  9. Hoffmaister, Alexander W. & Pradhan, Mahmood & Samiei, Hossein, 1998. "Have North-South growth linkages changed?," World Development, Elsevier, vol. 26(5), pages 791-808, May.
  10. Alexander W. Hoffmaister & Jorge Roldos, 1997. "Are Business Cycles Different in Asia and Latin America?," IMF Working Papers 97/9, International Monetary Fund.
  11. Alexander W. Hoffmaister, 1997. "Macroeconomic Fluctuations in Sub-Saharan Africa," IMF Working Papers 97/82, International Monetary Fund.
  12. Lewis, Arthur, 1979. "The Slowing Down of the Engine of Growth," Nobel Prize in Economics documents 1979-2, Nobel Prize Committee.
  13. Rudiger Dornbusch, 1992. "The Case for Trade Liberalization in Developing Countries," Journal of Economic Perspectives, American Economic Association, vol. 6(1), pages 69-85, Winter.
  14. Johansen, Soren, 1991. "Estimation and Hypothesis Testing of Cointegration Vectors in Gaussian Vector Autoregressive Models," Econometrica, Econometric Society, vol. 59(6), pages 1551-80, November.
  15. Kanbur, Ravi & Vines, David, 1984. "North-South Interaction and Commod Control," CEPR Discussion Papers 8, C.E.P.R. Discussion Papers.
  16. Jeroen J.M. Kremers & Neil R. Ericsson & Juan J. Dolado, 1992. "The power of cointegration tests," International Finance Discussion Papers 431, Board of Governors of the Federal Reserve System (U.S.).
  17. Beenstock, Michael, 1988. "An Econometric Investigation of North-South Interdependence," CEPR Discussion Papers 230, C.E.P.R. Discussion Papers.
  18. Donald W.K. Andrews, 1990. "Tests for Parameter Instability and Structural Change with Unknown Change Point," Cowles Foundation Discussion Papers 943, Cowles Foundation for Research in Economics, Yale University.
  19. Dowrick, Steve & Quiggin, John, 1997. "True Measures of GDP and Convergence," American Economic Review, American Economic Association, vol. 87(1), pages 41-64, March.
  20. Robert J. Barro, 1998. "Determinants of Economic Growth: A Cross-Country Empirical Study," MIT Press Books, The MIT Press, edition 1, volume 1, number 0262522543, June.
  21. Darity, William, Jr, 1987. "Debt, Finance, Production and Trade in a North-South Model: The Surplus Approach," Cambridge Journal of Economics, Oxford University Press, vol. 11(3), pages 211-27, September.
  22. Koop, Gary & Pesaran, M. Hashem & Potter, Simon M., 1996. "Impulse response analysis in nonlinear multivariate models," Journal of Econometrics, Elsevier, vol. 74(1), pages 119-147, September.
  23. Riedel, James, 1984. "Trade as the Engine of Growth in Developing Countries, Revisited," Economic Journal, Royal Economic Society, vol. 94(373), pages 56-73, March.
Full references (including those not matched with items on IDEAS)

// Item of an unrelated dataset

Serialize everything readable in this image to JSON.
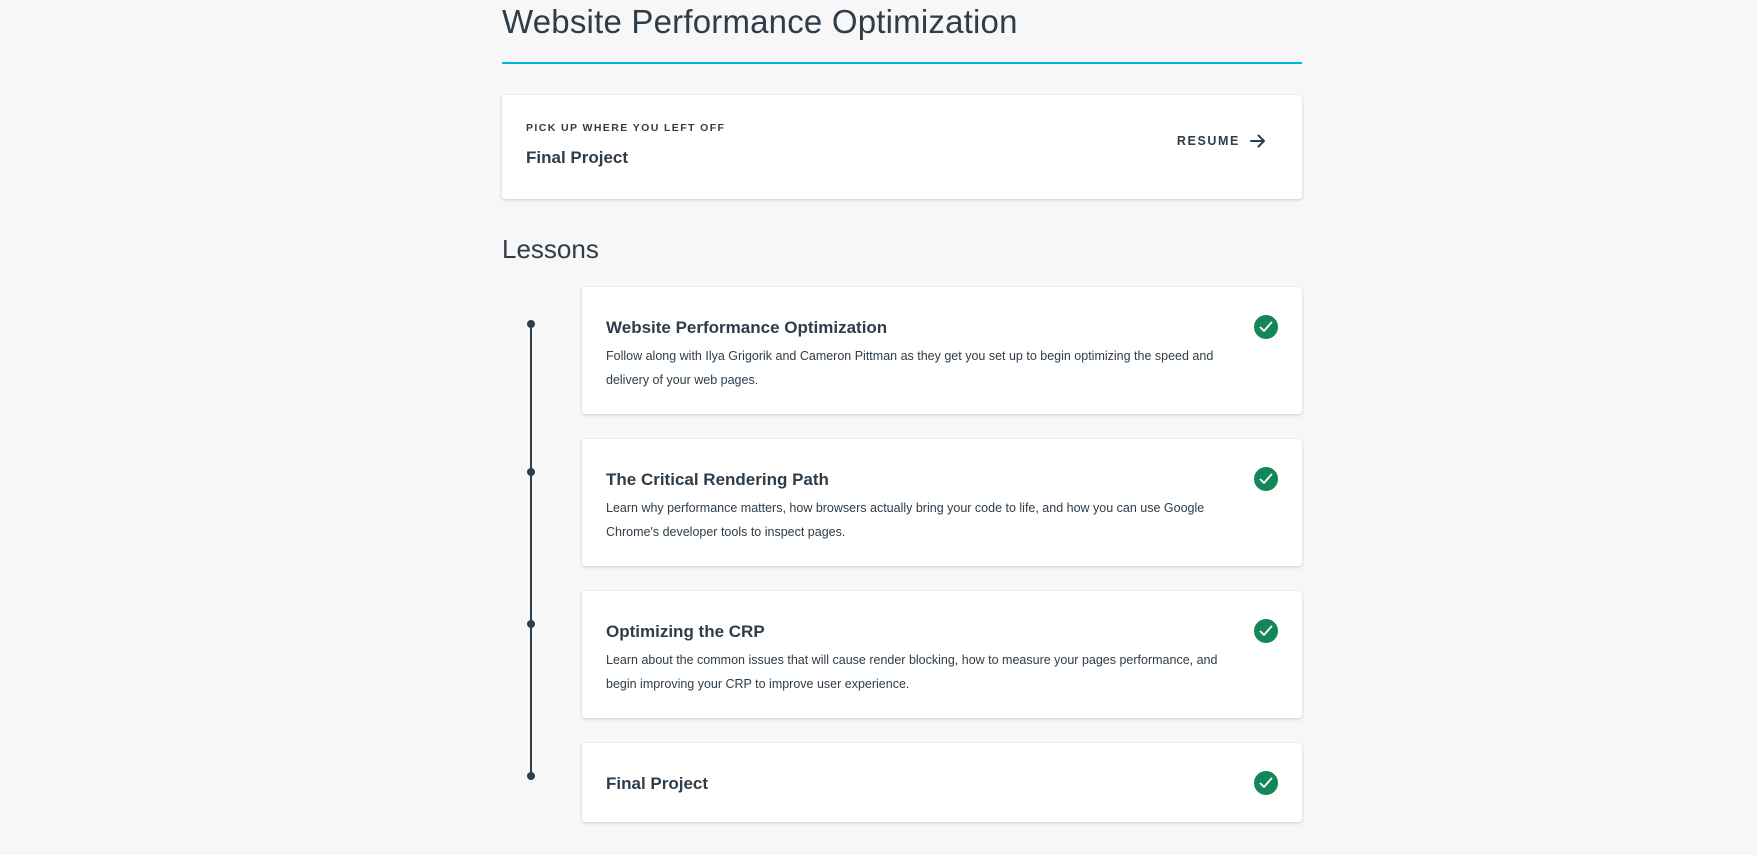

This item is not listed on Wikipedia, on a reading list or among the top items on IDEAS.

When requesting a correction, please mention this item's handle: RePEc:eee:wdevel:v:26:y:1998:i:5:p:791-808. See general information about how to correct material in RePEc.

For technical questions regarding this item, or to correct its authors, title, abstract, bibliographic or download information, contact: (Zhang, Lei)

If you have authored this item and are not yet registered with RePEc, we encourage you to do it here. This allows to link your profile to this item. It also allows you to accept potential citations to this item that we are uncertain about.

If references are entirely missing, you can add them using this form.

If the full references list an item that is present in RePEc, but the system did not link to it, you can help with this form.

If you know of missing items citing this one, you can help us creating those links by adding the relevant references in the same way as above, for each refering item. If you are a registered author of this item, you may also want to check the "citations" tab in your profile, as there may be some citations waiting for confirmation.

Please note that corrections may take a couple of weeks to filter through the various RePEc services.

This information is provided to you by IDEAS at the Research Division of the Federal Reserve Bank of St. Louis using RePEc data.